* _How to complete this task_:
Some lines hold the string "icon". Copy all of them from the material that follows.
==== Supplied material ====
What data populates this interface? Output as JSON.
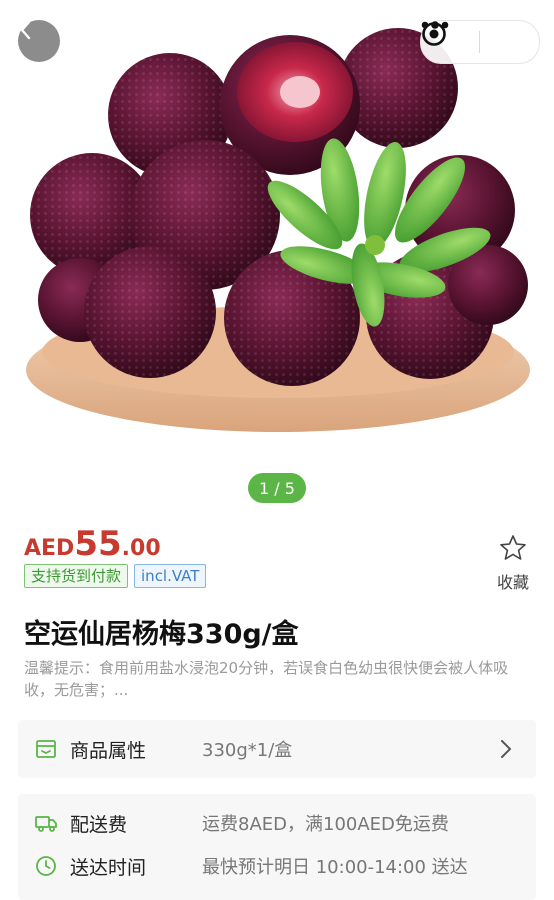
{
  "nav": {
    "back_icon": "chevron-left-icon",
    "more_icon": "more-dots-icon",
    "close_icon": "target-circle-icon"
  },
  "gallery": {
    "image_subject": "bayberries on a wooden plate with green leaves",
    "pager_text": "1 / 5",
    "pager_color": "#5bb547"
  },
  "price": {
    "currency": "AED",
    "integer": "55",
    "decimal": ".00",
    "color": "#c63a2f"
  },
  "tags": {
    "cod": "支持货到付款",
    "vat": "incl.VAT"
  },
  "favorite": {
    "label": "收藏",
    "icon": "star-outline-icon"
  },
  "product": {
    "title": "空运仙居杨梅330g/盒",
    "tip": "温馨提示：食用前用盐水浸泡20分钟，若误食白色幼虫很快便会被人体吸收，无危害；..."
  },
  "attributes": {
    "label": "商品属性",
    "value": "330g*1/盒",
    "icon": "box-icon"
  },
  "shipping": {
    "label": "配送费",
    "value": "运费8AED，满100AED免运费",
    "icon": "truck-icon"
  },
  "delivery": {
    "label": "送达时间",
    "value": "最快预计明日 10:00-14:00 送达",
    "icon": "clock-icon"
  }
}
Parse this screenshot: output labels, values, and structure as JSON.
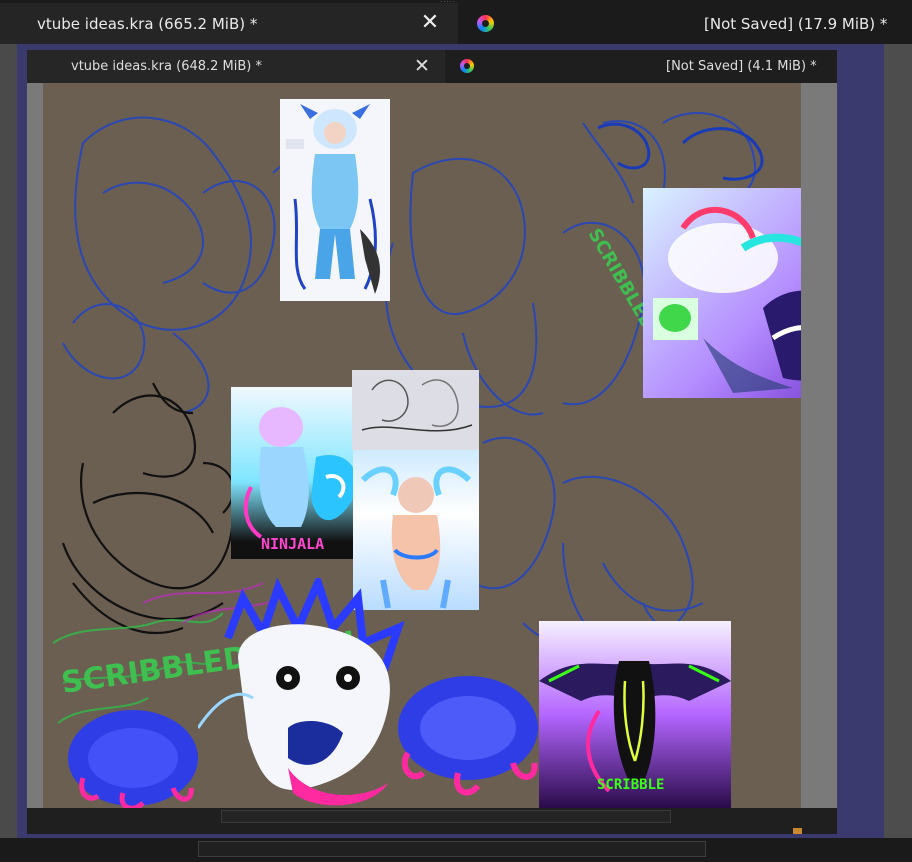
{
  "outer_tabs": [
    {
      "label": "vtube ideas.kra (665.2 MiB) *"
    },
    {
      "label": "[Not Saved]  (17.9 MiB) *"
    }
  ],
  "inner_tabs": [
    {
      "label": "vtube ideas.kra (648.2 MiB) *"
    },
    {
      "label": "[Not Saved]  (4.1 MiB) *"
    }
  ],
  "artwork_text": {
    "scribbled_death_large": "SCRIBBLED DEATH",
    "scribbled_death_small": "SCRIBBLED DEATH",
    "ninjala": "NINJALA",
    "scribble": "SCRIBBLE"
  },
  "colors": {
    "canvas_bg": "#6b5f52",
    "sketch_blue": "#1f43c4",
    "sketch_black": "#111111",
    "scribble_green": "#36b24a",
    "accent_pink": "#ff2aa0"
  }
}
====
* _Answer_:
    "back_icon": "chevron-left-icon",
    "more_icon": "more-dots-icon",
    "close_icon": "target-circle-icon"
    "icon": "star-outline-icon"
    "icon": "box-icon"
    "icon": "truck-icon"
    "icon": "clock-icon"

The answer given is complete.